  1. They violated their tenet of support of States’ Rights.
  2. They think reducing emissions (i.e. increasing pollution) is a bad thing.

Can someone please explain this to me?[/quote]
I think that you can make the argument that, since automakers make cars for the whole country and not state-by-state, California’s stricter regulations would be, in effect, a national standard. So it would be preferable for the Federal government to define emission standards for the entire country.[/quote]

And what exactly is the problem with stricter emissions standards in the first place?

Throughout the last few decades, I have consistently observed a reluctance among Republicans to reduce pollution.

Why is that?

Republicans, I assure you, are not reluctant to reduce pollution but they want to balance this against the needs of industry.

Witness the Clean Air Act. Many power plants continued to use old equipment rather than make modest improvements as the Act stipulated that, when they did so, they would have to spend millions to upgrade all the way. Bush and his team loosened this to enable them to make upgrades without having to go all the way to meeting the newer more stringent requirements. Surely, marginal improvements were better than nothing at all?

The problem is not with reducing pollution but by pretending that it is the ONLY objective. This is the problem with the Democrats in my view. It is an all or nothing approach that fails to recognize that economies are filled with various desirables and costs. Ironically, these are the same people who accuse Bush of seeing things in black or white.

So, somehow it’s all connected to the myth that pollution levels and costs to industry are inversely proportional.

No. It comes as a measurement of tradeoffs vs. benefits.
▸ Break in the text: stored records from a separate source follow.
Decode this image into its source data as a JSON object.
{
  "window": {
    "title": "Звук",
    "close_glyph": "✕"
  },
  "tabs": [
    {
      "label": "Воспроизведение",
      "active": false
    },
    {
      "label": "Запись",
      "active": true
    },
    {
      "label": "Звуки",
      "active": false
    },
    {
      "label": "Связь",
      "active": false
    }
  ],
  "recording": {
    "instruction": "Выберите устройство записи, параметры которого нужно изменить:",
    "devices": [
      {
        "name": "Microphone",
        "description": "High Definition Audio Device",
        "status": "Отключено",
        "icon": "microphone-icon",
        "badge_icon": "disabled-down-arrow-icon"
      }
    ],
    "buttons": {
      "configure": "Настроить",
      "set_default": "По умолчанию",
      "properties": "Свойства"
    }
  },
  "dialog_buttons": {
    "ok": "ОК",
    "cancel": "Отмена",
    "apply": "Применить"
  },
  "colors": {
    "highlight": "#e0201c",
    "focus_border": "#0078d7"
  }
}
So, if I clean the air to a very livable quality (say 6.5 on a scale of 1 to 10 with 10 being perfectly clean–naturally this is impossible even in nature) and I do so by spending say $1 million, most people would accept this as a fair trade off and in fact this is what happened in the 1970s. But when you look at the 1980s and 1990s, we are increasingly looking at spending say $1 billion to go from 6.5 to 7.2. Many would even accept that but is it acceptable to spend $1 trillion to go from 7.2 to 7.375? THAT is where we have problems in these debates. That is when the cost seems to far outweigh any benefits that might be generated. That is why the same people are looking with the same skepticism with regard to global warming. The cost of Kyoto involved trillions in lost economic development if implemented and the promise was a negigible decline in temperature increases and the science involved was such that there was no ability to prove what the temperature increases would be or that taking the measures recommended (and at great cost) would be of any good.
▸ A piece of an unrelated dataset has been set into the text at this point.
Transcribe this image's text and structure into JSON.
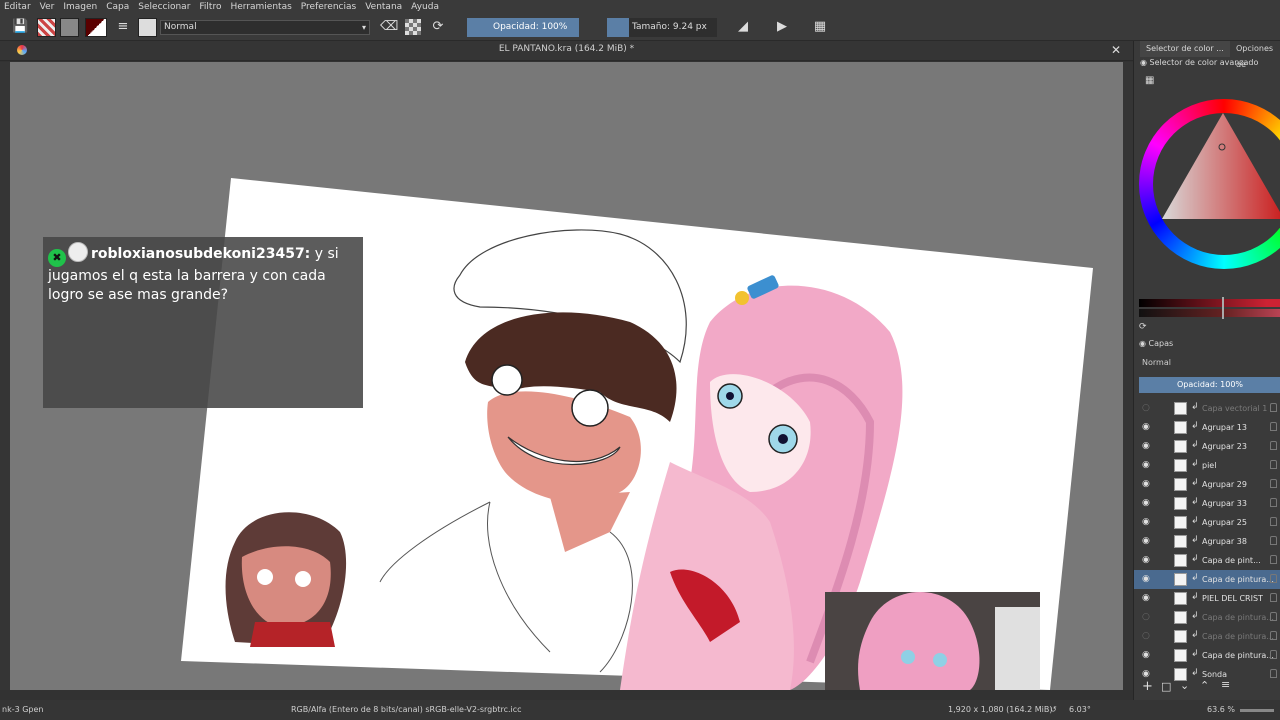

The argument was that despite these high costs and despite the lack of any clear forecast with any reliable probability that it was worth acting because “we need to do something; we need to show the “earth mother” that we care; we need to atone for our sinful consumption.” That is where I and others with a brain get off at the next stop. These people need to convince people like us before any such actions have a realisitic hope of being taken. I doubt that they will be able to do so. I am also convinced that in, say 10 years, we may find a new “ozone layer” or “global warming” or “species extinction” or “rainforest” issue to rally the troops into funding the Next Great Cause. As long as it isn’t my money, I don’t care how these fools throw their money away. Look at Africa and all the money spent there on development and the like. Any benefit? Any whatsoever? No? Okay, then…